While Lillian safety placed mother and sons on a flight back to Seattle, I headed to the Arctic Circle. It was not the plan to do both on the same day but the weather had other thoughts. We had missed out on a flight to Glacier Bay National Park because of weather and I knew that if I got a window to see our Northern most parks, I had to take it.
The day started at 4 am. The Alaska Air flight from Anchorage to Kotzbue left at 6 and it was the only flight of the day. Kotzebue is 30 miles north of the Arctic Circle, on the Bering Sea. It was just a way station to the National Parks. From there I chartered a flight with Golden Eagle Outfitters for a trip to Kubuk Valley and Gates of the Arctic National Parks. So while Lillian was doing the Airport shuttle and visiting the Iditarod Headquarters in Wasilla, I was going to one of the most remote places on the planet.
You couldn’t ask for a more perfect day, flight or experience. My pilot was Jason. He had been a crop duster in Idaho for seven years. He quit not because it was incredibly dangerous but rather the liability. One over spray and the lawsuits could cost millions. Anyway, Jason was born to be a pilot.
The tour was spectacular. We left Kutzbue and headed to Kubuk Valley. The terrain looked like a championship golf course. It was surprising to see the number of “first persons” villages. And, every so often there would be a small cabin. Wow, I never knew that so many people just wanted to be left alone.
Kubuk Valley National Park is located above the Arctic Circle, in the Northwestern part of Alaska. It was designated a National Park to preserve the Great Kubuk Sand Dunes and the main migration routes for caribou. No roads go to Kubuk Valley so a chartered plane is the only way to get there.
I did see a few caribou and also moose and grizzly bears. When we spotted any large animal Jason would make a hard bank and get so close we could pet them. Almost.
Gates of the Arctic is the northern most Park, has no roads, and is the second largest Park in the United States. The adjoining Wilderness and the Noatak Wilderness form the largest Wilderness area in the US. This park is also completely above the Arctic Circle. It was designed a National Park to protect portions of the Brooks Mountains. The Brooks Range is considered the northern most part of the Rocky Mountains.

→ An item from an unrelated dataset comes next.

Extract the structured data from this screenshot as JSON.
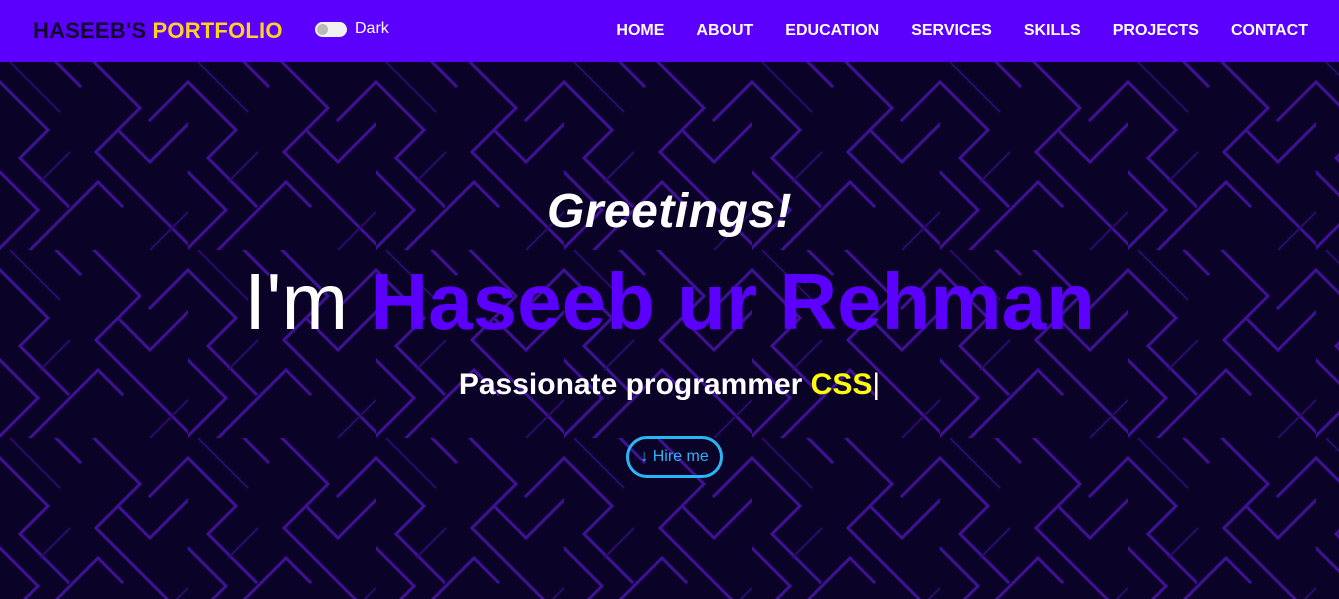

I actually got to land and walk around on the Kubuk sand dunes and a dry river bed in Gates. While it was in the 50s on the dunes it was in the high 30s in Gates of the Arctic. You will notice the oversized tires on the plane. These are specially made Kevlar tires costing $4000 for two. Apparently asphalt chews them up so we took off and landed on the gravel next to the runway. On purpose.

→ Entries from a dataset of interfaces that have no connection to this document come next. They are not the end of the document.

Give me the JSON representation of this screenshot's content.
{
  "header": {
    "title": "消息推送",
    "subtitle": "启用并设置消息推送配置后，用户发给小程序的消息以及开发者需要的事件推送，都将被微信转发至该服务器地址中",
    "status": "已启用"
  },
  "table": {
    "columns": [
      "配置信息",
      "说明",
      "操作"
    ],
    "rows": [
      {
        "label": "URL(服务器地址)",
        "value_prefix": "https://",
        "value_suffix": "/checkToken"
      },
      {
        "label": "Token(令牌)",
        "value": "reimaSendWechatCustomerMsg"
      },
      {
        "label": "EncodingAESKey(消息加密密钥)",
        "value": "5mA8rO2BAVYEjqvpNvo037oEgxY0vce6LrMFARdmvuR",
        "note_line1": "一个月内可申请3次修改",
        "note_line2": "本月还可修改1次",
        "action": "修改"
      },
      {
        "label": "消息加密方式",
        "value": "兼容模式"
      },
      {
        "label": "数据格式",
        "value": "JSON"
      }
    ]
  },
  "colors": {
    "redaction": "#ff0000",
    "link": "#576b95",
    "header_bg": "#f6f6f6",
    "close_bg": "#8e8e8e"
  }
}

After the flight I spent the rest of the day in Kutzbue. This tribal town has three Chinese restaurants. Of course, they also serve pizza. I spent time at the Northwest Arctic Heritage Center and walked around the town. It was five hours until my flight back to Anchorage. That’s about four hours more than you need.
My only regret is that the stopover in Nome was too short. Nome was Alaska’s largest city back in the gold rush days. An interesting factoid about Nome is that they have a city ordinance that says you can only have as many bars in town as churches. Seems that the whole town was excited about the new St Francis Catholic Church being being built. Fantastic, we get another bar! If only the Rock Hall Mayor and Council could be so enlightened. On second thought, Rock Hall would need to quickly build six new churches. Lillian picked me up at 10 pm. A long but epic day.